-- Task details --
A faithful copy of the data, pictures omitted, is the required answer.

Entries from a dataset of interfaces
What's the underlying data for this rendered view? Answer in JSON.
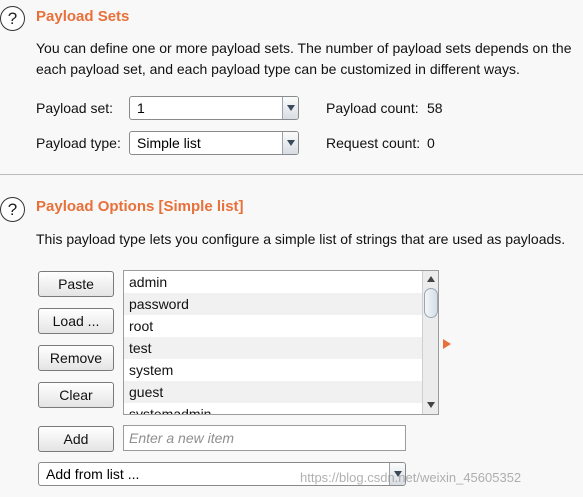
{
  "payload_sets": {
    "title": "Payload Sets",
    "description_line1": "You can define one or more payload sets. The number of payload sets depends on the",
    "description_line2": "each payload set, and each payload type can be customized in different ways.",
    "payload_set_label": "Payload set:",
    "payload_set_value": "1",
    "payload_type_label": "Payload type:",
    "payload_type_value": "Simple list",
    "payload_count_label": "Payload count:",
    "payload_count_value": "58",
    "request_count_label": "Request count:",
    "request_count_value": "0"
  },
  "payload_options": {
    "title": "Payload Options [Simple list]",
    "description": "This payload type lets you configure a simple list of strings that are used as payloads.",
    "buttons": {
      "paste": "Paste",
      "load": "Load ...",
      "remove": "Remove",
      "clear": "Clear",
      "add": "Add"
    },
    "items": [
      "admin",
      "password",
      "root",
      "test",
      "system",
      "guest",
      "systemadmin"
    ],
    "new_item_placeholder": "Enter a new item",
    "add_from_list": "Add from list ..."
  },
  "watermark": "https://blog.csdn.net/weixin_45605352",
  "colors": {
    "accent": "#e8703a"
  },
  "icons": [
    "help-icon",
    "dropdown-arrow-icon",
    "scroll-up-icon",
    "scroll-down-icon",
    "orange-arrow-icon"
  ]
}
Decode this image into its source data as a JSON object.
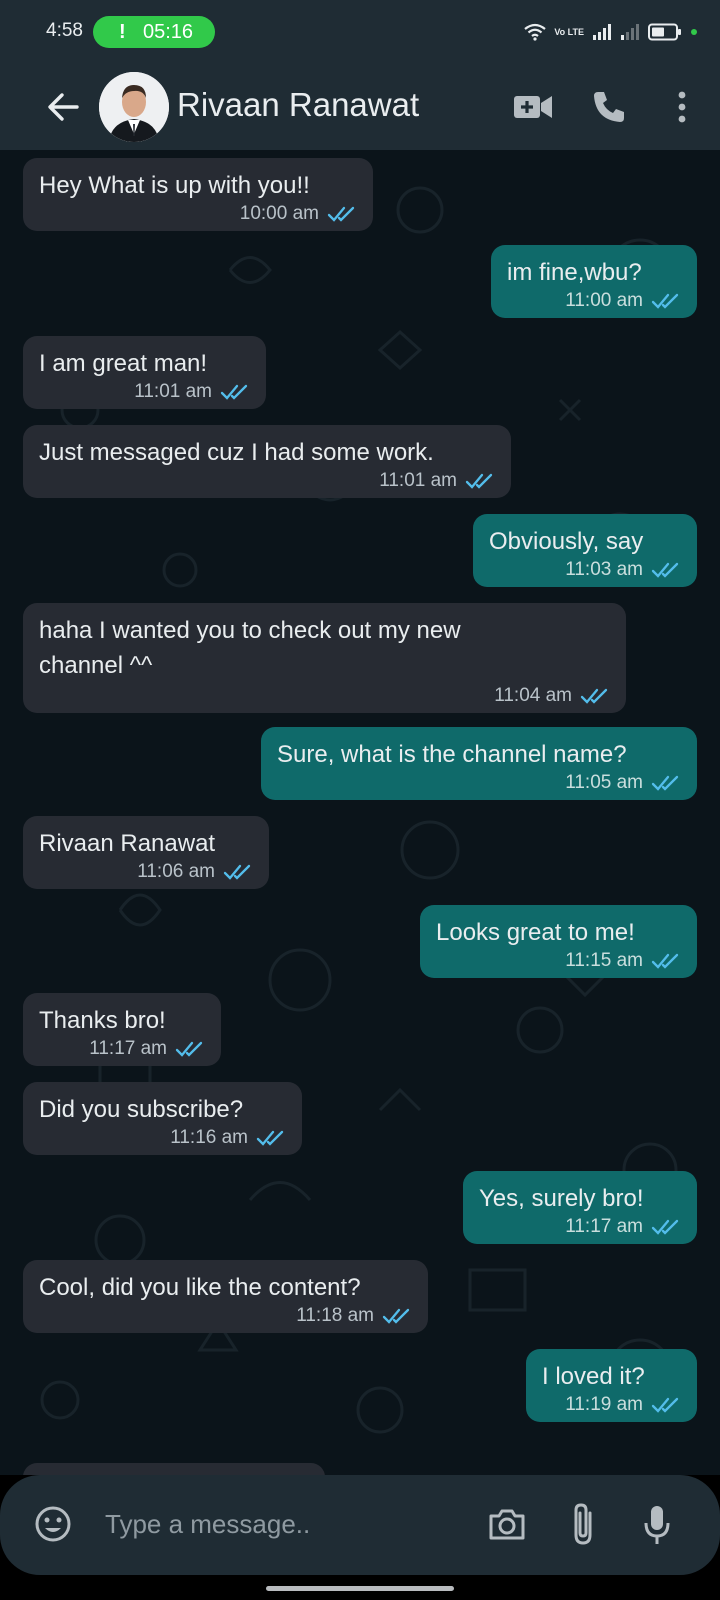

-- Written response --
What's the underlying data for this rendered view? Answer in JSON.
{
  "payload_sets": {
    "title": "Payload Sets",
    "description_line1": "You can define one or more payload sets. The number of payload sets depends on the",
    "description_line2": "each payload set, and each payload type can be customized in different ways.",
    "payload_set_label": "Payload set:",
    "payload_set_value": "1",
    "payload_type_label": "Payload type:",
    "payload_type_value": "Simple list",
    "payload_count_label": "Payload count:",
    "payload_count_value": "58",
    "request_count_label": "Request count:",
    "request_count_value": "0"
  },
  "payload_options": {
    "title": "Payload Options [Simple list]",
    "description": "This payload type lets you configure a simple list of strings that are used as payloads.",
    "buttons": {
      "paste": "Paste",
      "load": "Load ...",
      "remove": "Remove",
      "clear": "Clear",
      "add": "Add"
    },
    "items": [
      "admin",
      "password",
      "root",
      "test",
      "system",
      "guest",
      "systemadmin"
    ],
    "new_item_placeholder": "Enter a new item",
    "add_from_list": "Add from list ..."
  },
  "watermark": "https://blog.csdn.net/weixin_45605352",
  "colors": {
    "accent": "#e8703a"
  },
  "icons": [
    "help-icon",
    "dropdown-arrow-icon",
    "scroll-up-icon",
    "scroll-down-icon",
    "orange-arrow-icon"
  ]
}
Decode this image into its source data as a JSON object.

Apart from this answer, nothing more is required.